A Japanese algae farm, whose microalgae products can be used in the production of biofuels, has become the first in the world to attain certification to the new ASC-MSC Seaweed (Algae) Standard.
Courtesy of Euglena
Euglena has achieved certification against the standard for its farm producing microalgae on Ishigaki island in Okinawa, Japan, following an audit by Amita, an independent third-party Conformity Assessment Body (CAB). The certification means that Euglena. is minimizing the environmental impacts of its farm, and operating in a way that is beneficial to workers and local communities.
The company mainly produces two species of microalgae, known as /Euglena/ and /C//hlorella,/ at its on-shore production facility in Ishigaki, and researches and promotes a number of uses for the micro-organisms containing various nutrients such as vitamins and amino acids.
Euglena is researching the use of oil extracted from the microalgae as jet and diesel fuel, with plans for producing and supplying them for practical use in commercial aviation and public transport, demonstrating the many and varied uses of algae products.
“This is an important milestone after a great deal of hard work and close collaboration between ASC and MSC, and I’d like to congratulate Euglena on itsachievement,” said Chris Ninnes, CEO of ASC. “The ASC-MSC standard aims to help ensure that these important products can be harvested in a way that benefits everyone.”
“The innovative use of seaweed and microalgae has huge potential to contribute to food security, a healthy ocean and the achievement of several of the Sustainable Development Goals more broadly,” said Rupert Howes, CEO of the MSC.
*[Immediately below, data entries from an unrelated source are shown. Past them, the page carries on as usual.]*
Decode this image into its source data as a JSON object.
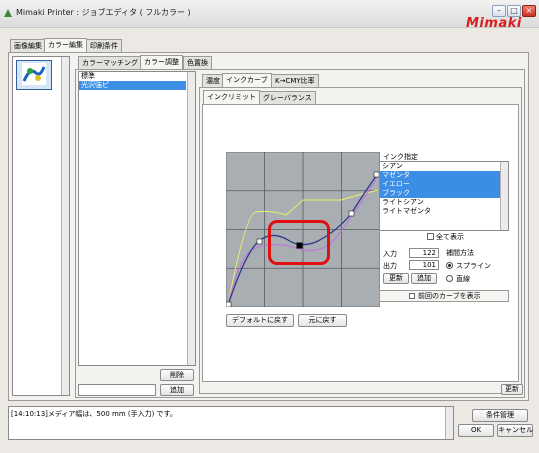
{
  "window": {
    "title": "Mimaki Printer : ジョブエディタ ( フルカラー )",
    "brand": "Mimaki"
  },
  "main_tabs": [
    "画像編集",
    "カラー編集",
    "印刷条件"
  ],
  "color_tabs": [
    "カラーマッチング",
    "カラー調整",
    "色置換"
  ],
  "profile_list": {
    "items": [
      "標準",
      "光沢強ピ"
    ],
    "selected_index": 1,
    "delete_label": "削除",
    "add_label": "追加"
  },
  "adjust_tabs": [
    "濃度",
    "インクカーブ",
    "K→CMY比率"
  ],
  "curve_tabs": [
    "インクリミット",
    "グレーバランス"
  ],
  "ink_panel": {
    "header": "インク指定",
    "items": [
      "シアン",
      "マゼンタ",
      "イエロー",
      "ブラック",
      "ライトシアン",
      "ライトマゼンタ"
    ],
    "selected": [
      1,
      2,
      3
    ],
    "show_all_label": "全て表示",
    "input_label": "入力",
    "input_value": "122",
    "output_label": "出力",
    "output_value": "101",
    "interp_label": "補間方法",
    "spline_label": "スプライン",
    "linear_label": "直線",
    "update_label": "更新",
    "add_label": "追加",
    "prev_curve_label": "前回のカーブを表示"
  },
  "curve_buttons": {
    "default_label": "デフォルトに戻す",
    "revert_label": "元に戻す"
  },
  "update_button": "更新",
  "status": {
    "message": "[14:10:13]メディア幅は、500 mm (手入力) です。"
  },
  "footer": {
    "condition_label": "条件管理",
    "ok_label": "OK",
    "cancel_label": "キャンセル"
  },
  "colors": {
    "selection": "#3b8ee4",
    "brand": "#d81e1e",
    "highlight_ring": "#e01010"
  },
  "curve_data": {
    "x_range": [
      0,
      255
    ],
    "y_range": [
      0,
      255
    ],
    "control_point": {
      "input": 122,
      "output": 101
    }
  }
}
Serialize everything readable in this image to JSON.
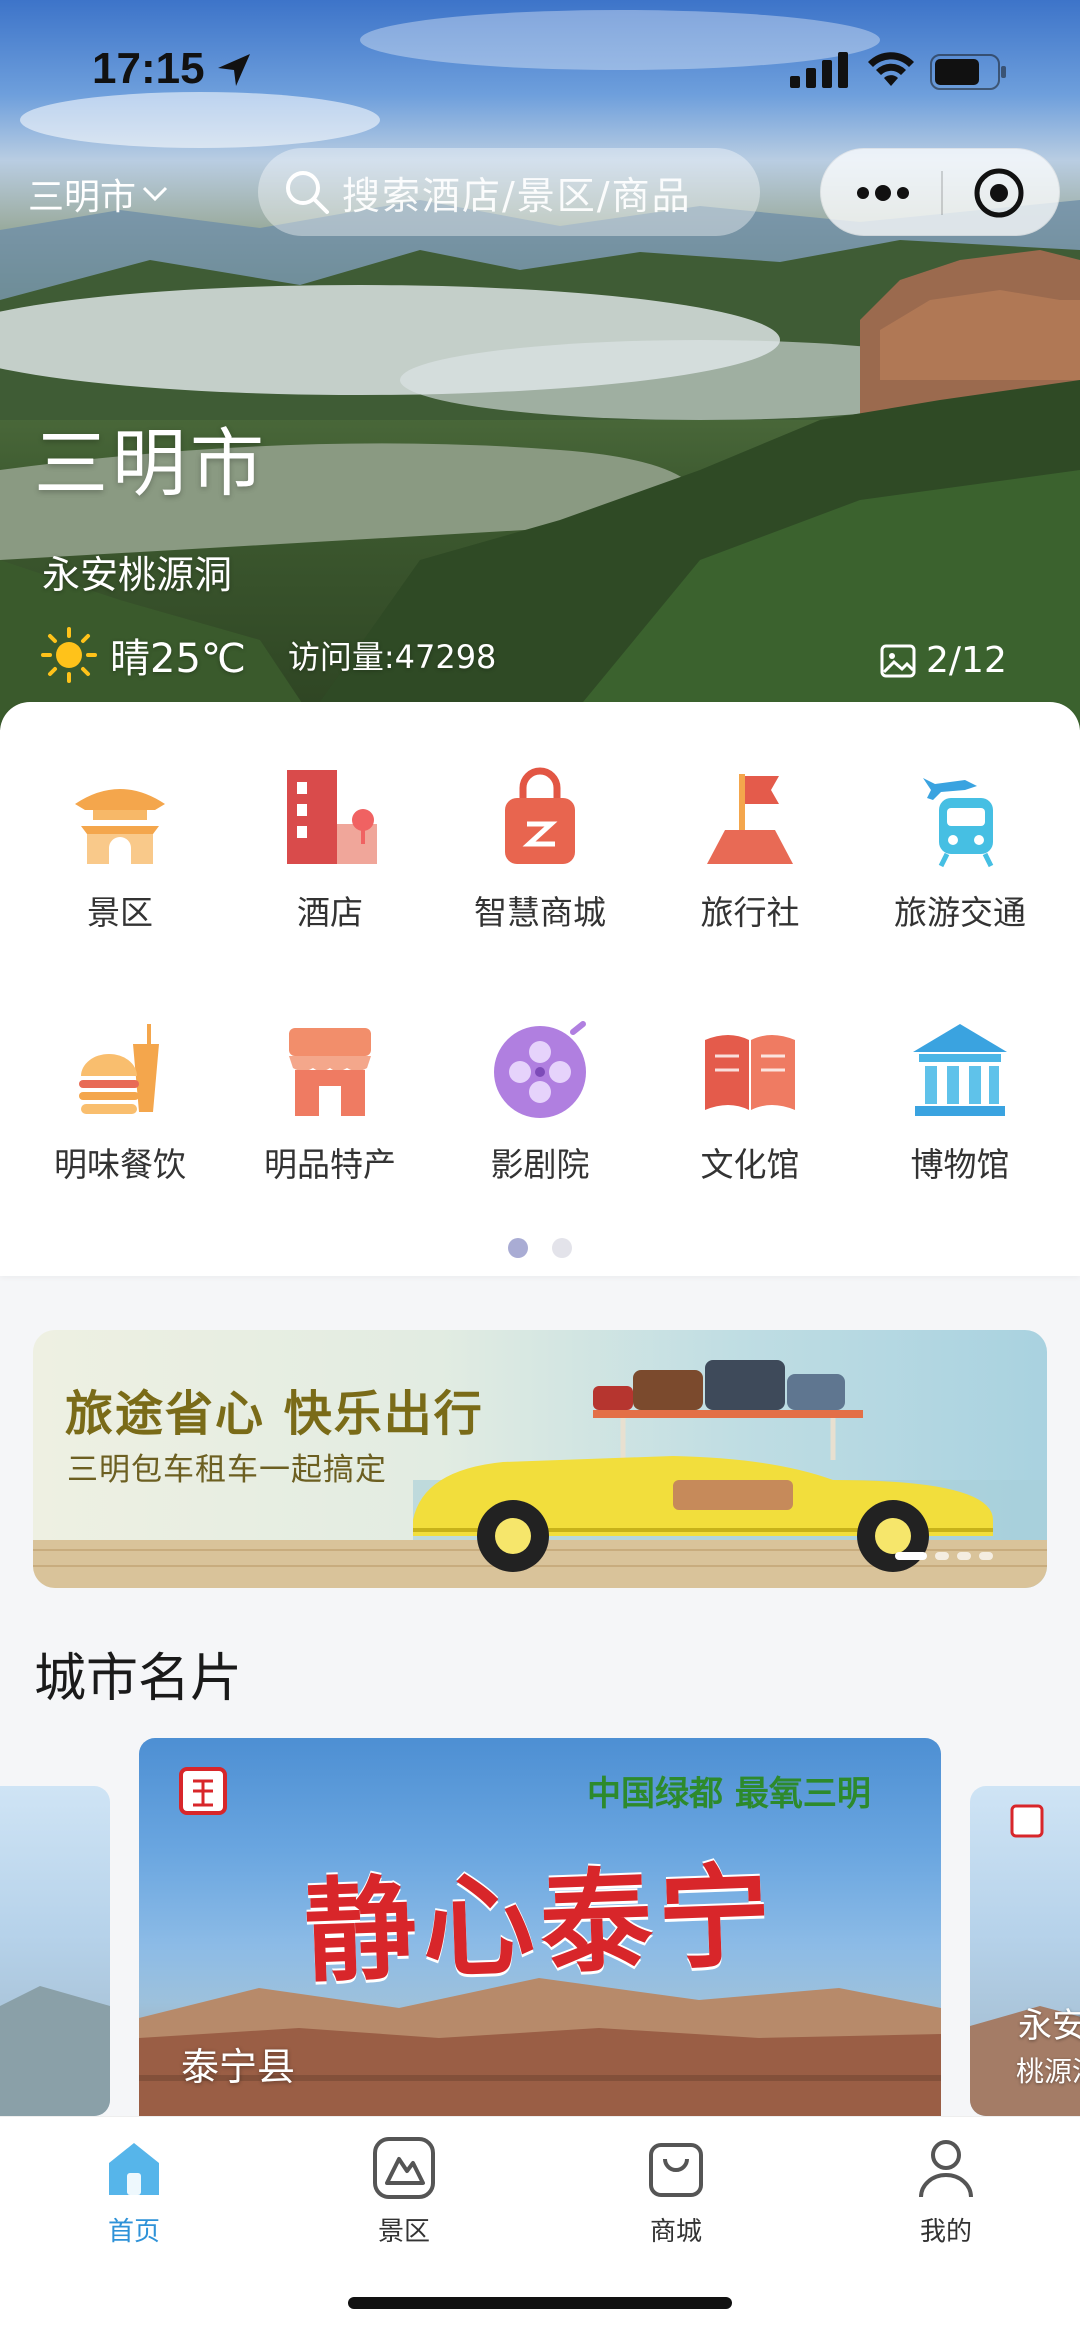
{
  "status_bar": {
    "time": "17:15"
  },
  "nav": {
    "city": "三明市",
    "search_placeholder": "搜索酒店/景区/商品"
  },
  "hero": {
    "city": "三明市",
    "spot": "永安桃源洞",
    "temperature": "晴25℃",
    "visits": "访问量:47298",
    "photo_index": "2/12"
  },
  "categories": [
    {
      "label": "景区",
      "icon": "pavilion-icon"
    },
    {
      "label": "酒店",
      "icon": "hotel-building-icon"
    },
    {
      "label": "智慧商城",
      "icon": "shopping-bag-icon"
    },
    {
      "label": "旅行社",
      "icon": "flag-icon"
    },
    {
      "label": "旅游交通",
      "icon": "plane-train-icon"
    },
    {
      "label": "明味餐饮",
      "icon": "burger-drink-icon"
    },
    {
      "label": "明品特产",
      "icon": "storefront-icon"
    },
    {
      "label": "影剧院",
      "icon": "film-reel-icon"
    },
    {
      "label": "文化馆",
      "icon": "open-book-icon"
    },
    {
      "label": "博物馆",
      "icon": "museum-icon"
    }
  ],
  "grid_pages": {
    "total": 2,
    "active": 1
  },
  "banner": {
    "title": "旅途省心 快乐出行",
    "subtitle": "三明包车租车一起搞定"
  },
  "city_cards": {
    "title": "城市名片",
    "main": {
      "slogan": "静心泰宁",
      "tagline": "中国绿都 最氧三明",
      "caption": "泰宁县"
    },
    "right": {
      "caption": "永安",
      "subcaption": "桃源洞"
    }
  },
  "tabbar": [
    {
      "label": "首页",
      "active": true
    },
    {
      "label": "景区",
      "active": false
    },
    {
      "label": "商城",
      "active": false
    },
    {
      "label": "我的",
      "active": false
    }
  ],
  "colors": {
    "accent_blue": "#2e92d8",
    "banner_title": "#7a6b18",
    "slogan_red": "#d8262a"
  }
}
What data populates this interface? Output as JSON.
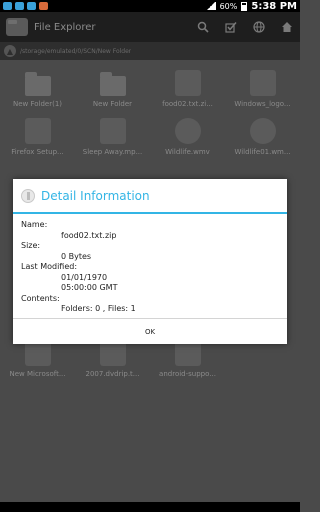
{
  "status": {
    "battery": "60%",
    "time": "5:38 PM"
  },
  "app": {
    "title": "File Explorer",
    "path": "/storage/emulated/0/SCN/New Folder"
  },
  "grid": [
    {
      "label": "New Folder(1)",
      "icon": "folder-icon"
    },
    {
      "label": "New Folder",
      "icon": "folder-icon"
    },
    {
      "label": "food02.txt.zi...",
      "icon": "zip-file-icon"
    },
    {
      "label": "Windows_logo...",
      "icon": "image-file-icon"
    },
    {
      "label": "Firefox Setup...",
      "icon": "installer-file-icon"
    },
    {
      "label": "Sleep Away.mp...",
      "icon": "music-file-icon"
    },
    {
      "label": "Wildlife.wmv",
      "icon": "video-file-icon"
    },
    {
      "label": "Wildlife01.wm...",
      "icon": "video-file-icon"
    },
    {
      "label": "New Microsoft...",
      "icon": "document-file-icon"
    },
    {
      "label": "2007.dvdrip.t...",
      "icon": "torrent-file-icon"
    },
    {
      "label": "android-suppo...",
      "icon": "tools-file-icon"
    }
  ],
  "dialog": {
    "title": "Detail Information",
    "name_label": "Name:",
    "name_value": "food02.txt.zip",
    "size_label": "Size:",
    "size_value": "0 Bytes",
    "modified_label": "Last Modified:",
    "modified_date": "01/01/1970",
    "modified_time": "05:00:00 GMT",
    "contents_label": "Contents:",
    "contents_value": "Folders: 0 ,    Files: 1",
    "ok_label": "OK"
  },
  "colors": {
    "accent": "#33b5e5"
  }
}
Building on each other’s expertise in standard setting and seafood certification, the ASC and MSC worked together for over two years to develop a standard for environmentally sustainable and socially responsible farming and wild harvest of seaweed and algae.
The standard brings together expertise in sustainable fishing and responsible aquaculture, and is the first joint ASC-MSC standard. Launched in February 2018, it will help to protect marine environments and secure the livelihoods of those who depend on them by recognizing and rewarding sustainable and socially responsible seaweed and algae production.
In addition to healthcare products and biofuels, the microalgae produced at the newly-certified farm could have many other applications, including as an environmentally-friendly feed for both aquaculture and agriculture. Its high carbon capture capability may also render it useful in green technology.
The United Nations Food and Agriculture Organization (FAO) estimates that the seaweeds and other algae harvested every year have a total value of $5.65 billion.